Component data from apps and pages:
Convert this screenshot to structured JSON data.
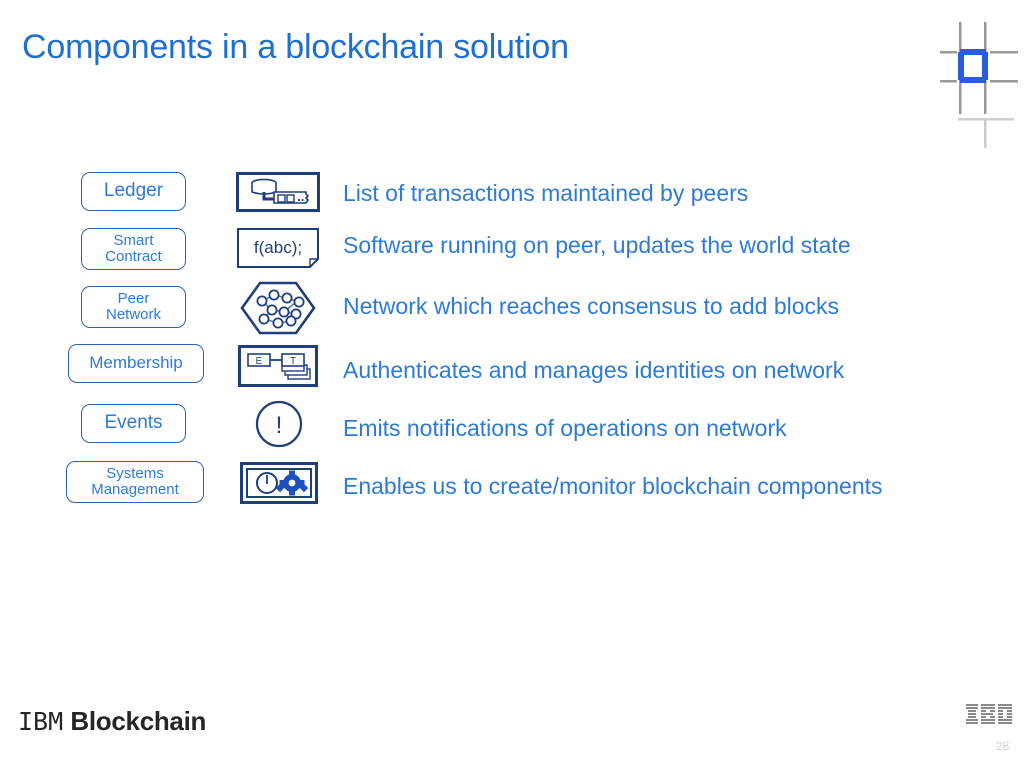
{
  "slide": {
    "title": "Components in a blockchain solution",
    "accent_blue": "#2d7bd6",
    "title_blue": "#1f6fd0",
    "icon_navy": "#1f3f7a",
    "mark_blue": "#2a5ce0",
    "mark_gray": "#9a9a9a"
  },
  "rows": [
    {
      "label_lines": [
        "Ledger"
      ],
      "icon_name": "ledger-icon",
      "icon_caption": "",
      "description": "List of transactions maintained by peers"
    },
    {
      "label_lines": [
        "Smart",
        "Contract"
      ],
      "icon_name": "smart-contract-icon",
      "icon_caption": "f(abc);",
      "description": "Software running on peer, updates the world state"
    },
    {
      "label_lines": [
        "Peer",
        "Network"
      ],
      "icon_name": "peer-network-icon",
      "icon_caption": "",
      "description": "Network which reaches consensus to add blocks"
    },
    {
      "label_lines": [
        "Membership"
      ],
      "icon_name": "membership-icon",
      "icon_caption": "",
      "description": "Authenticates and manages identities on network"
    },
    {
      "label_lines": [
        "Events"
      ],
      "icon_name": "events-icon",
      "icon_caption": "",
      "description": "Emits notifications of operations on network"
    },
    {
      "label_lines": [
        "Systems",
        "Management"
      ],
      "icon_name": "systems-management-icon",
      "icon_caption": "",
      "description": "Enables us to create/monitor blockchain components"
    }
  ],
  "footer": {
    "logo_ibm": "IBM",
    "logo_product": "Blockchain",
    "page_number": "28"
  },
  "icon_text": {
    "membership_e": "E",
    "membership_t": "T",
    "events_bang": "!"
  }
}
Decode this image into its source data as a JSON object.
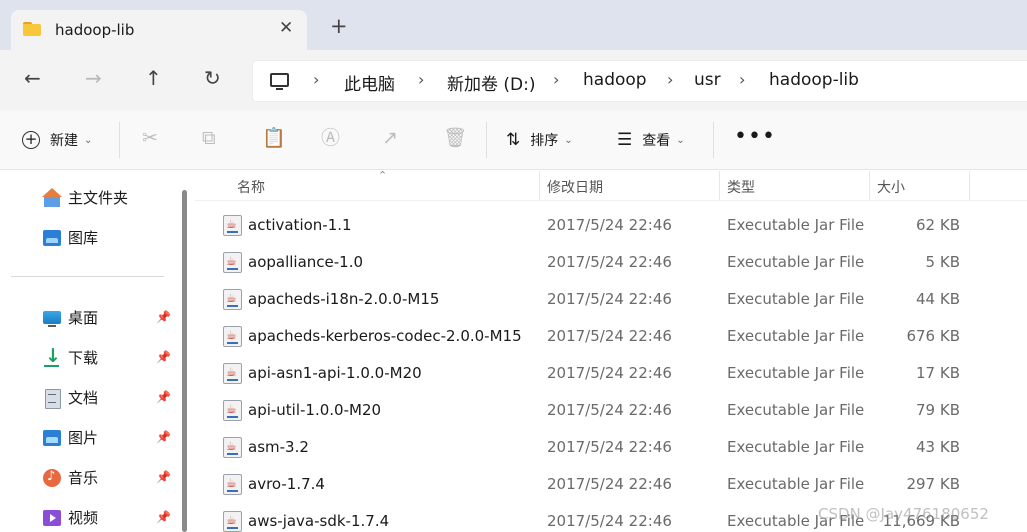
{
  "tab": {
    "title": "hadoop-lib",
    "close": "✕",
    "new": "+"
  },
  "nav": {
    "back": "←",
    "forward": "→",
    "up": "↑",
    "refresh": "↻"
  },
  "address": {
    "items": [
      "此电脑",
      "新加卷 (D:)",
      "hadoop",
      "usr",
      "hadoop-lib"
    ],
    "separator": "›"
  },
  "toolbar": {
    "new_label": "新建",
    "sort_label": "排序",
    "view_label": "查看",
    "more": "•••"
  },
  "sidebar": {
    "quick": [
      {
        "label": "主文件夹",
        "icon": "home-icon"
      },
      {
        "label": "图库",
        "icon": "gallery-icon"
      }
    ],
    "pinned": [
      {
        "label": "桌面",
        "icon": "desktop-icon"
      },
      {
        "label": "下载",
        "icon": "download-icon"
      },
      {
        "label": "文档",
        "icon": "documents-icon"
      },
      {
        "label": "图片",
        "icon": "pictures-icon"
      },
      {
        "label": "音乐",
        "icon": "music-icon"
      },
      {
        "label": "视频",
        "icon": "videos-icon"
      }
    ]
  },
  "columns": {
    "name": "名称",
    "date": "修改日期",
    "type": "类型",
    "size": "大小"
  },
  "files": [
    {
      "name": "activation-1.1",
      "date": "2017/5/24 22:46",
      "type": "Executable Jar File",
      "size": "62 KB"
    },
    {
      "name": "aopalliance-1.0",
      "date": "2017/5/24 22:46",
      "type": "Executable Jar File",
      "size": "5 KB"
    },
    {
      "name": "apacheds-i18n-2.0.0-M15",
      "date": "2017/5/24 22:46",
      "type": "Executable Jar File",
      "size": "44 KB"
    },
    {
      "name": "apacheds-kerberos-codec-2.0.0-M15",
      "date": "2017/5/24 22:46",
      "type": "Executable Jar File",
      "size": "676 KB"
    },
    {
      "name": "api-asn1-api-1.0.0-M20",
      "date": "2017/5/24 22:46",
      "type": "Executable Jar File",
      "size": "17 KB"
    },
    {
      "name": "api-util-1.0.0-M20",
      "date": "2017/5/24 22:46",
      "type": "Executable Jar File",
      "size": "79 KB"
    },
    {
      "name": "asm-3.2",
      "date": "2017/5/24 22:46",
      "type": "Executable Jar File",
      "size": "43 KB"
    },
    {
      "name": "avro-1.7.4",
      "date": "2017/5/24 22:46",
      "type": "Executable Jar File",
      "size": "297 KB"
    },
    {
      "name": "aws-java-sdk-1.7.4",
      "date": "2017/5/24 22:46",
      "type": "Executable Jar File",
      "size": "11,669 KB"
    }
  ],
  "watermark": "CSDN @Jay476180652"
}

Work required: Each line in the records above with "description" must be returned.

Result for this exercise:
      "description": "List of transactions maintained by peers"
      "description": "Software running on peer, updates the world state"
      "description": "Network which reaches consensus to add blocks"
      "description": "Authenticates and manages identities on network"
      "description": "Emits notifications of operations on network"
      "description": "Enables us to create/monitor blockchain components"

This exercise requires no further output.